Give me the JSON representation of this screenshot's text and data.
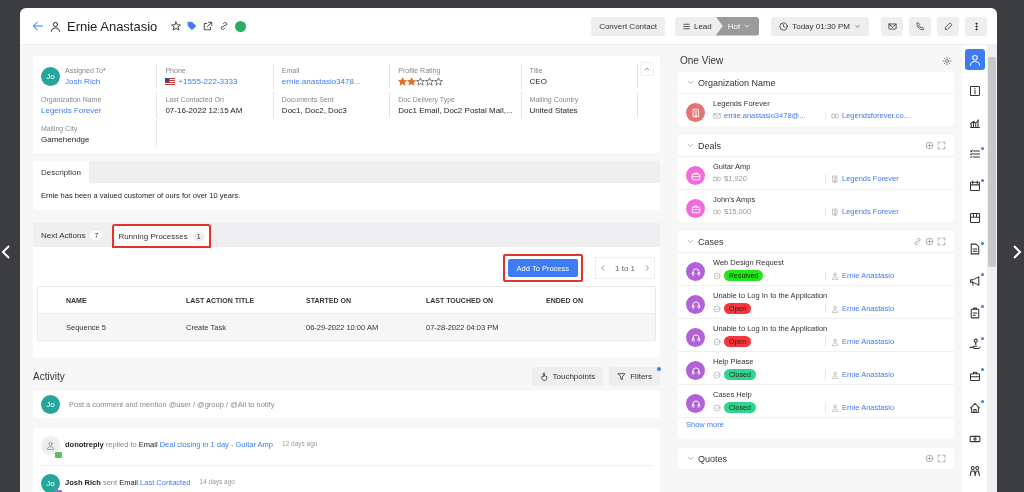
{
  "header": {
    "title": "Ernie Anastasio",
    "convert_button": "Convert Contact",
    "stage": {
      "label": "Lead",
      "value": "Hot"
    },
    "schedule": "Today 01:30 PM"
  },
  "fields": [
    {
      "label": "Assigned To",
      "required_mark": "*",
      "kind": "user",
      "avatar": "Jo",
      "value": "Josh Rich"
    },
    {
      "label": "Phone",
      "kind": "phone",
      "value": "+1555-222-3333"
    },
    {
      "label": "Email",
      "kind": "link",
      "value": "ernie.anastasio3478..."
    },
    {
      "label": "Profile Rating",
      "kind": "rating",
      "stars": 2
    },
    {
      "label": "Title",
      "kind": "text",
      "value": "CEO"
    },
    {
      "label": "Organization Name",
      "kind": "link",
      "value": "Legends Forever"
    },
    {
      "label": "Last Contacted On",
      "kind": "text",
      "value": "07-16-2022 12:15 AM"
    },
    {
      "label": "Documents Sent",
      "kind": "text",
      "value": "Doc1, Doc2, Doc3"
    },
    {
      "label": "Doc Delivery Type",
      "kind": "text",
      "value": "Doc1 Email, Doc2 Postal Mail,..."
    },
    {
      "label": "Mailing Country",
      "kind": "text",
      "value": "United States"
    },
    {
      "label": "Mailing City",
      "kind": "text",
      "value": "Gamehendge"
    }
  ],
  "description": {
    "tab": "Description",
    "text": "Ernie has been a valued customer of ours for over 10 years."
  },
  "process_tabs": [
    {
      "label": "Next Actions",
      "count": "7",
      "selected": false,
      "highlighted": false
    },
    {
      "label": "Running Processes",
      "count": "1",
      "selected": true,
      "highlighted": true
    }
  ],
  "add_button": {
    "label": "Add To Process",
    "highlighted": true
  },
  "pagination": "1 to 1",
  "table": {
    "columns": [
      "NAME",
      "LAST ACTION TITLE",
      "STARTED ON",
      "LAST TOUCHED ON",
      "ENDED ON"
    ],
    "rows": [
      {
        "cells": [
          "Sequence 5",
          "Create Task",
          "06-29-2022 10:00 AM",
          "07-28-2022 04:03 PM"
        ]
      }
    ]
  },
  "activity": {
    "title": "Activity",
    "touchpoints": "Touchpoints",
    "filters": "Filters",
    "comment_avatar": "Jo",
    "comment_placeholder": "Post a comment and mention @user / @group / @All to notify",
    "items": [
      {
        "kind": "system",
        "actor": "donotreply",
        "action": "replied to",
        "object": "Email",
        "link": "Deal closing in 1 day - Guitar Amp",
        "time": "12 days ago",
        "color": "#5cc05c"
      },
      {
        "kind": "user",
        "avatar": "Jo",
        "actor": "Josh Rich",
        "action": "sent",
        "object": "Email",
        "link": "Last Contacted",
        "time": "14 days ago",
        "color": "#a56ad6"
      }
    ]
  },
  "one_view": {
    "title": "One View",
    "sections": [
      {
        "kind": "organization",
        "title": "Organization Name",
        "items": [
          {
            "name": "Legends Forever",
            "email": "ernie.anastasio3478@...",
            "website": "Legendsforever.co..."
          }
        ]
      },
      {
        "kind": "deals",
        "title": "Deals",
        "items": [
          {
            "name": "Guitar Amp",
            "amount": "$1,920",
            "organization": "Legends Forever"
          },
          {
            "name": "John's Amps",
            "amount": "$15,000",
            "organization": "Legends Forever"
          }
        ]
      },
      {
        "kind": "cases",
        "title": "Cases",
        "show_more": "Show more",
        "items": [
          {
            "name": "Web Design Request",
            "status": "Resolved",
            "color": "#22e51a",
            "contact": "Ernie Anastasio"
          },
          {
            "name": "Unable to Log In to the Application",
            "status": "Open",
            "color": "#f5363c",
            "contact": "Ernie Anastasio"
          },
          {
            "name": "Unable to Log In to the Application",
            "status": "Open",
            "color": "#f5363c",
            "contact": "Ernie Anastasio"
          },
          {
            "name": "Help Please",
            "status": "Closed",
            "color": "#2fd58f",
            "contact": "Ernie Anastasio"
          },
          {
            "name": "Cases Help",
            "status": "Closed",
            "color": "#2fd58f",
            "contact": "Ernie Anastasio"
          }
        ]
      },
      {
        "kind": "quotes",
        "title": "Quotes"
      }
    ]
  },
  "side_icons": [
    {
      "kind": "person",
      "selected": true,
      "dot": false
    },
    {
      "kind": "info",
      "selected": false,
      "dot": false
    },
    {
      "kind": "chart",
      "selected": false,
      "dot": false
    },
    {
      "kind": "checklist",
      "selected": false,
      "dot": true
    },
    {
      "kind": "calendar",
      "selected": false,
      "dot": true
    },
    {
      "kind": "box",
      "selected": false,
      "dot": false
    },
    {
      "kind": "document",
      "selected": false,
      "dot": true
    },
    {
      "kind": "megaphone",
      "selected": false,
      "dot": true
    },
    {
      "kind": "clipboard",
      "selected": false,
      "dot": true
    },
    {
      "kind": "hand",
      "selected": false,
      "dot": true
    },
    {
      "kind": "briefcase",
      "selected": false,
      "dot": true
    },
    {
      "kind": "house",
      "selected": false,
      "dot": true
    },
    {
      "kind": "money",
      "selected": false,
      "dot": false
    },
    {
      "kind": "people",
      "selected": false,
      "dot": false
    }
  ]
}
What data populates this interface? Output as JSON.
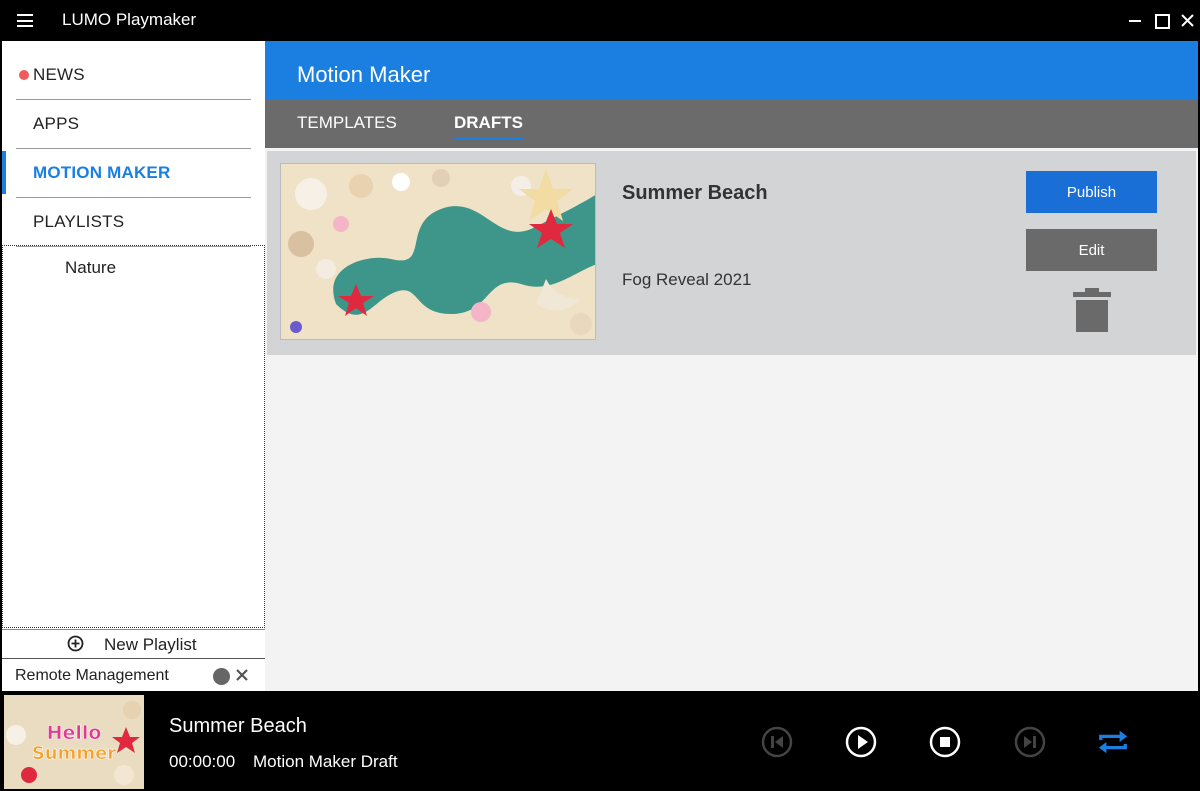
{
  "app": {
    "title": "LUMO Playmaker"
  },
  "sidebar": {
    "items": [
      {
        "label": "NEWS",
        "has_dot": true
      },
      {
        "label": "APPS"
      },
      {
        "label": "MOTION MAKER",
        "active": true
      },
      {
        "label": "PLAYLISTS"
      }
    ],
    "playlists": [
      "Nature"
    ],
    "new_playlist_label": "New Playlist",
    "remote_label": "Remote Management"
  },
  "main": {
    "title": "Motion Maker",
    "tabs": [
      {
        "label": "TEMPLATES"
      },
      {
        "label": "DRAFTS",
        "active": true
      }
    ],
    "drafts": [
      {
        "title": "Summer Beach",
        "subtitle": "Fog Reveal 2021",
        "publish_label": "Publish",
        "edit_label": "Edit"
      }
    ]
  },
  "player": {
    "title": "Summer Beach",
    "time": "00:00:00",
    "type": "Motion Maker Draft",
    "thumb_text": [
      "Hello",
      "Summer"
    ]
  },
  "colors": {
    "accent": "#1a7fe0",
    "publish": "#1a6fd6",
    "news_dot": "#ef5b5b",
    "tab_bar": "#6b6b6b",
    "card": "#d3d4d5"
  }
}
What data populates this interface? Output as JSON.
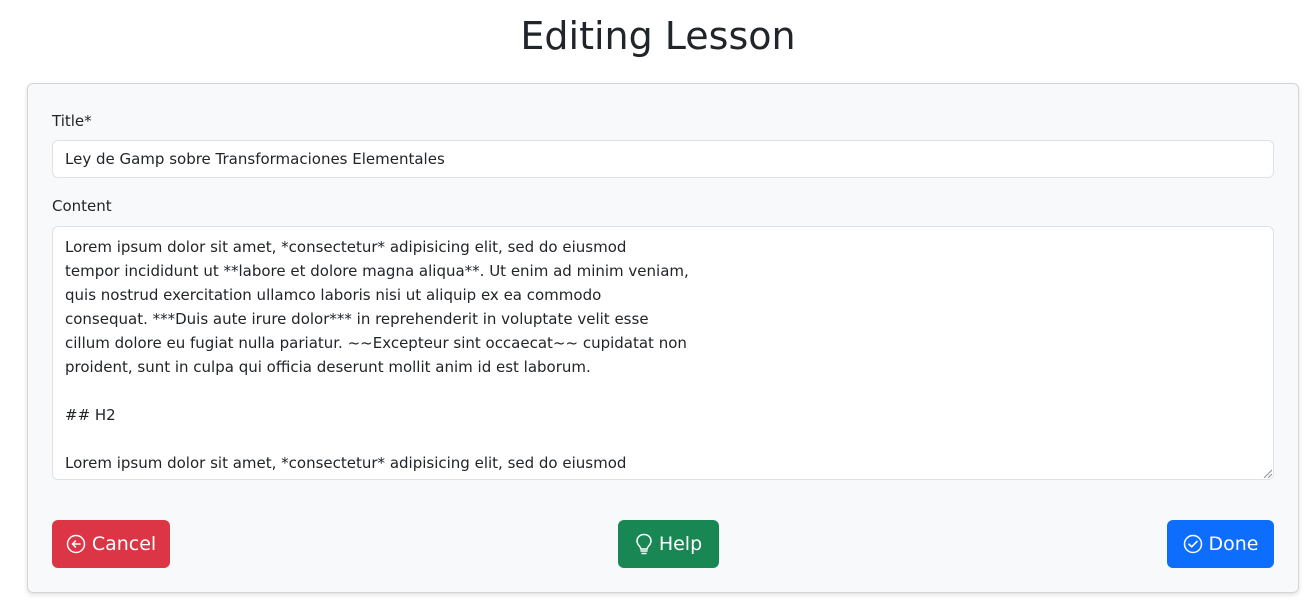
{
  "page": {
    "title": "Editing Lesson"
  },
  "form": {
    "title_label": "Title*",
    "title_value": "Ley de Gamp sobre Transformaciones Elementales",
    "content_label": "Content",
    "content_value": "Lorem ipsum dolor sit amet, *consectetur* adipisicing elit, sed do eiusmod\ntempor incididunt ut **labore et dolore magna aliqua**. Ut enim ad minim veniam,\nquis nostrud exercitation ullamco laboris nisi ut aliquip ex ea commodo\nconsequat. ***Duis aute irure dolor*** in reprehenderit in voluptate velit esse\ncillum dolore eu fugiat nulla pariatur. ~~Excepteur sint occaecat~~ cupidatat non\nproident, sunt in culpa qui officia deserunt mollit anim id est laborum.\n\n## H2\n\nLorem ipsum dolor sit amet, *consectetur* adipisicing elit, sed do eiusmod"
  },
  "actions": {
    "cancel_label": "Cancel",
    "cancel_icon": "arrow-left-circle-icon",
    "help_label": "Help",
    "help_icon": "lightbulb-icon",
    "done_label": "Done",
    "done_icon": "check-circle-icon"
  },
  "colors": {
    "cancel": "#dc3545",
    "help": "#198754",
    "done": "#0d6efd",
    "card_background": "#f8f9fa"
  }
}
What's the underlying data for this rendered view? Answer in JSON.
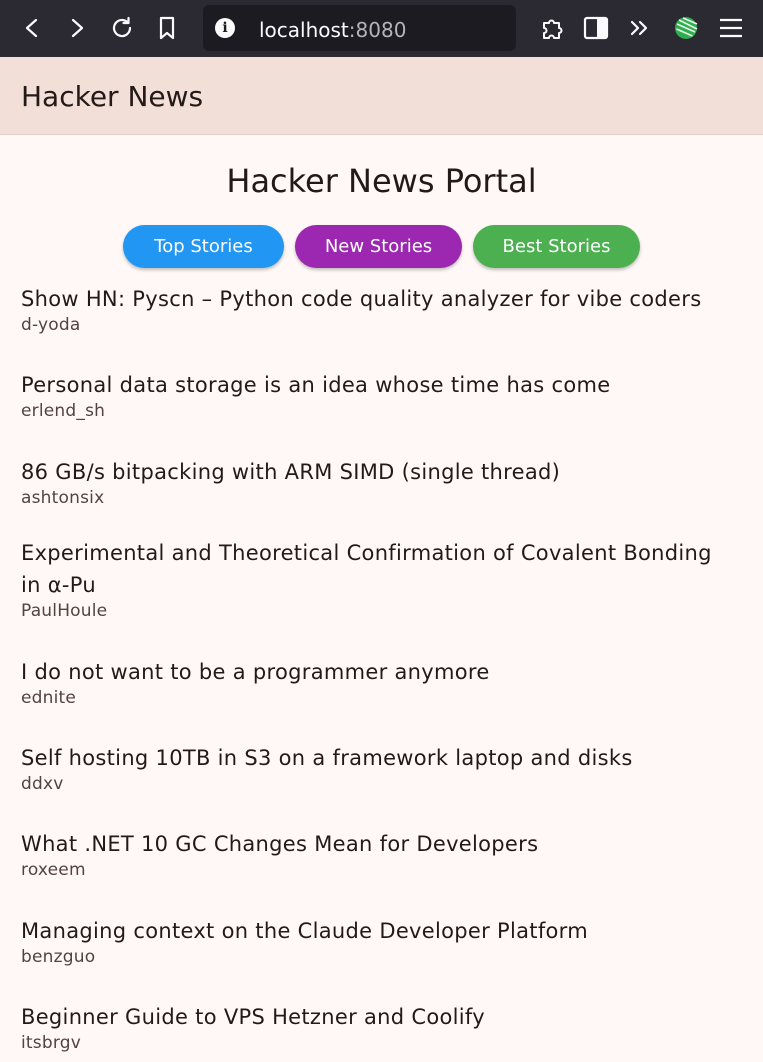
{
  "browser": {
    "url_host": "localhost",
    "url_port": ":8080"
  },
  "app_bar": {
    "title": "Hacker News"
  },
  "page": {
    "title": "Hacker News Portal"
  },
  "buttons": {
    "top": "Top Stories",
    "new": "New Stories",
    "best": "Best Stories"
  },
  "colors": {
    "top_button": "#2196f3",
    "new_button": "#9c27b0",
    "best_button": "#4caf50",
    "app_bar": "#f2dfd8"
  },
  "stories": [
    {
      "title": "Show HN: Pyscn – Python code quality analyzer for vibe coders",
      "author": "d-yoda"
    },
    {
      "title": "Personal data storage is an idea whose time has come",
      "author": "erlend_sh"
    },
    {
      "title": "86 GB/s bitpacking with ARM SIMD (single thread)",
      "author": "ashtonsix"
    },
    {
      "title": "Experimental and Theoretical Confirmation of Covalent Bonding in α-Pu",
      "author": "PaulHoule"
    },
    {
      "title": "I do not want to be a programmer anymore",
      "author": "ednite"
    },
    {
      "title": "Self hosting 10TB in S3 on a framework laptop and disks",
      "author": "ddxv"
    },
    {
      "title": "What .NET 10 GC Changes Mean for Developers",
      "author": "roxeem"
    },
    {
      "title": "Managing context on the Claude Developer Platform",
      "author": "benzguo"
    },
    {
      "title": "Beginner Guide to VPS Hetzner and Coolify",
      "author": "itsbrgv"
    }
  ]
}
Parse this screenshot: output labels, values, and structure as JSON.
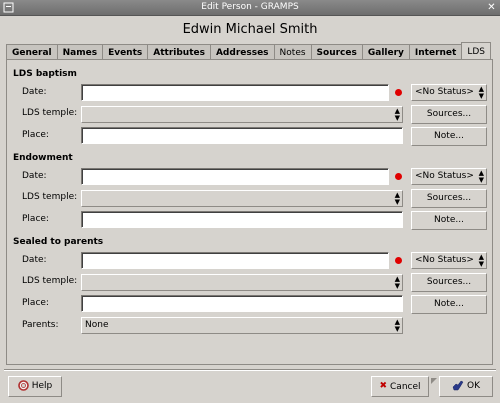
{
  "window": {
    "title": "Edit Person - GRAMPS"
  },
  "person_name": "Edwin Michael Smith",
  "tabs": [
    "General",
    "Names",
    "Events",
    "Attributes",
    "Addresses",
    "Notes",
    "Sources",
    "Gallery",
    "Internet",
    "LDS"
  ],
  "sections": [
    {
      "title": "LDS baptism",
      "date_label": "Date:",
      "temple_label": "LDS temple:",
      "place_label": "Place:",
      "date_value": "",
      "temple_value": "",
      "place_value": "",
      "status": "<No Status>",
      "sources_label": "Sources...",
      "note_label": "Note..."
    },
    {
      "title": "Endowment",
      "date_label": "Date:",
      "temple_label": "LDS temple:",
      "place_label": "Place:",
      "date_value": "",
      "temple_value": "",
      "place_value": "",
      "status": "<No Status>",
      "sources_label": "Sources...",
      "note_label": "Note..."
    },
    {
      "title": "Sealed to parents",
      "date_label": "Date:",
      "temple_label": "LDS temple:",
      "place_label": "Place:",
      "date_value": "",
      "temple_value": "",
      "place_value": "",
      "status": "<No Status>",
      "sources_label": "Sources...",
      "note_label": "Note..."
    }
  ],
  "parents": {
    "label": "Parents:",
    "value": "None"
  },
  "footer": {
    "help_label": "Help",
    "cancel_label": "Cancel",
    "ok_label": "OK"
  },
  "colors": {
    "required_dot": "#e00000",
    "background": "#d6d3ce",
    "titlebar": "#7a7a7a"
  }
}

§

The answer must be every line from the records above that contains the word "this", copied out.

Give me the JSON representation of this screenshot's text and data.
What data populates this interface? Output as JSON.
What data populates this interface? Output as JSON.
What's the underlying data for this rendered view? Answer in JSON.
Parse this screenshot: output labels, values, and structure as JSON.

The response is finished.